** Supplied material follows **

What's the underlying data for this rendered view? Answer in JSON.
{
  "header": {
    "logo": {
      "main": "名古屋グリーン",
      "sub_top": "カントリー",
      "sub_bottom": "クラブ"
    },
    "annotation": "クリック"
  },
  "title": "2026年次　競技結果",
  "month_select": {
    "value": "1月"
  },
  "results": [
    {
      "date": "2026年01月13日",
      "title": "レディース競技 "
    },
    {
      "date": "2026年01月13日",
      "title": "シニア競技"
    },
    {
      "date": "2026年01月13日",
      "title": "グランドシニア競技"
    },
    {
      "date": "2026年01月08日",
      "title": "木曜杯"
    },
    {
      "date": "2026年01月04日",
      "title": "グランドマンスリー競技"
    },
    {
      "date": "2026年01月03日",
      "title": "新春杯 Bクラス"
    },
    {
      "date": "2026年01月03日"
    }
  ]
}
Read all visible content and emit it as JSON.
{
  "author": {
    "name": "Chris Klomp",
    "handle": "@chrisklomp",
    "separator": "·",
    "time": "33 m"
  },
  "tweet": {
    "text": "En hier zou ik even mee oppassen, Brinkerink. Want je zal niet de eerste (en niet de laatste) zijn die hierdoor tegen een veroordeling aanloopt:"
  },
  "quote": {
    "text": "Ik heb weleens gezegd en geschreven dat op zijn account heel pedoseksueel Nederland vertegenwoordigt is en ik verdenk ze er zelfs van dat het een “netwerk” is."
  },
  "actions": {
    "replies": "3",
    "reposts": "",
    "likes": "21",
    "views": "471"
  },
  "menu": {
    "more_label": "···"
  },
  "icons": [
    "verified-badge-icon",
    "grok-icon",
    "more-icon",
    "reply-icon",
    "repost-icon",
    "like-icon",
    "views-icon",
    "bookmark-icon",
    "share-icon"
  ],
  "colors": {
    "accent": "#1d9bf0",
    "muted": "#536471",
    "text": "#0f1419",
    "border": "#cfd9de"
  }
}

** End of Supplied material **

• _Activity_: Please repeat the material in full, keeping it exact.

• _Output of the exercise_:
What's the underlying data for this rendered view? Answer in JSON.
{
  "header": {
    "logo": {
      "main": "名古屋グリーン",
      "sub_top": "カントリー",
      "sub_bottom": "クラブ"
    },
    "annotation": "クリック"
  },
  "title": "2026年次　競技結果",
  "month_select": {
    "value": "1月"
  },
  "results": [
    {
      "date": "2026年01月13日",
      "title": "レディース競技 "
    },
    {
      "date": "2026年01月13日",
      "title": "シニア競技"
    },
    {
      "date": "2026年01月13日",
      "title": "グランドシニア競技"
    },
    {
      "date": "2026年01月08日",
      "title": "木曜杯"
    },
    {
      "date": "2026年01月04日",
      "title": "グランドマンスリー競技"
    },
    {
      "date": "2026年01月03日",
      "title": "新春杯 Bクラス"
    },
    {
      "date": "2026年01月03日"
    }
  ]
}
Read all visible content and emit it as JSON.
{
  "author": {
    "name": "Chris Klomp",
    "handle": "@chrisklomp",
    "separator": "·",
    "time": "33 m"
  },
  "tweet": {
    "text": "En hier zou ik even mee oppassen, Brinkerink. Want je zal niet de eerste (en niet de laatste) zijn die hierdoor tegen een veroordeling aanloopt:"
  },
  "quote": {
    "text": "Ik heb weleens gezegd en geschreven dat op zijn account heel pedoseksueel Nederland vertegenwoordigt is en ik verdenk ze er zelfs van dat het een “netwerk” is."
  },
  "actions": {
    "replies": "3",
    "reposts": "",
    "likes": "21",
    "views": "471"
  },
  "menu": {
    "more_label": "···"
  },
  "icons": [
    "verified-badge-icon",
    "grok-icon",
    "more-icon",
    "reply-icon",
    "repost-icon",
    "like-icon",
    "views-icon",
    "bookmark-icon",
    "share-icon"
  ],
  "colors": {
    "accent": "#1d9bf0",
    "muted": "#536471",
    "text": "#0f1419",
    "border": "#cfd9de"
  }
}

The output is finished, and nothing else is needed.